Education Bill impacts barring decisions

January 27, 2011 7:14 pm

Several elements of  the new Education Bill will impact safeguarding in schools.   In particular, it paves the way for reduced school inspections and the granting of anonymity to teachers who have been accused of misconduct by pupils.  Also the Secretary of State will keep a list of people barred from teaching and that “this must be available for inspection by the public”.  Further details are available here and the full explanatory notes here.

Previously, Ofsted inspectors measured schools in 27 categories but that is being reduced to four: pupil achievement, quality of teaching, leadership and management and the behaviour and safety of pupils.  Furthermore the Bill exempts outstanding schools from routine Ofsted inspections – meaning one in five of England’s schools will not be inspected unless problems are reported.

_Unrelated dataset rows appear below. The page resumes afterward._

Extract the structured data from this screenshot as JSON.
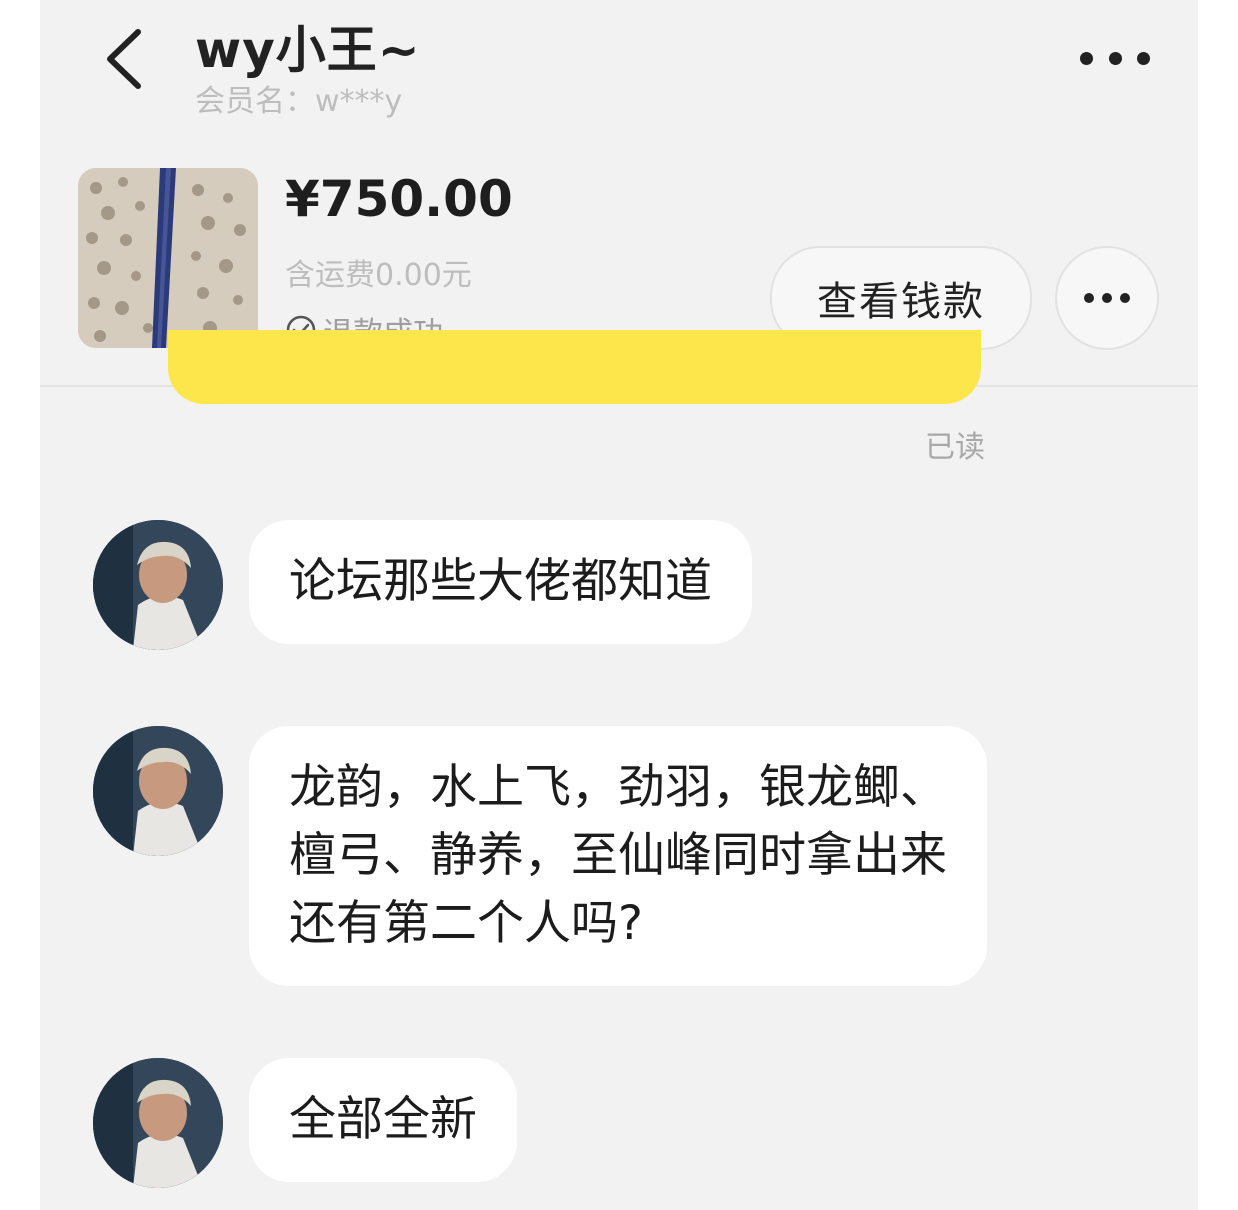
{
  "header": {
    "title": "wy小王~",
    "subtitle": "会员名：w***y"
  },
  "product": {
    "price": "¥750.00",
    "shipping": "含运费0.00元",
    "status": "退款成功",
    "view_money_button": "查看钱款"
  },
  "read_status": "已读",
  "messages": [
    {
      "text": "论坛那些大佬都知道"
    },
    {
      "text": "龙韵，水上飞，劲羽，银龙鲫、\n檀弓、静养，至仙峰同时拿出来\n还有第二个人吗?"
    },
    {
      "text": "全部全新"
    }
  ],
  "colors": {
    "background": "#f2f2f2",
    "sent_bubble": "#fde54c",
    "received_bubble": "#ffffff",
    "muted_text": "#bdbdbd"
  },
  "icons": [
    "back-arrow-icon",
    "more-dots-icon",
    "check-circle-icon"
  ]
}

The legislation will also transfer key responsibilities to the Secretary of State for Education.  These were previously held by five quangos which are being abolished, including teacher training.  This also includes the power to investigate allegations of misconduct by teachers and to ban them – work previously done by the General Teaching Council for England.

The Bill also says the secretary of state will keep a list of people barred from teaching and that “this must be available for inspection by the public”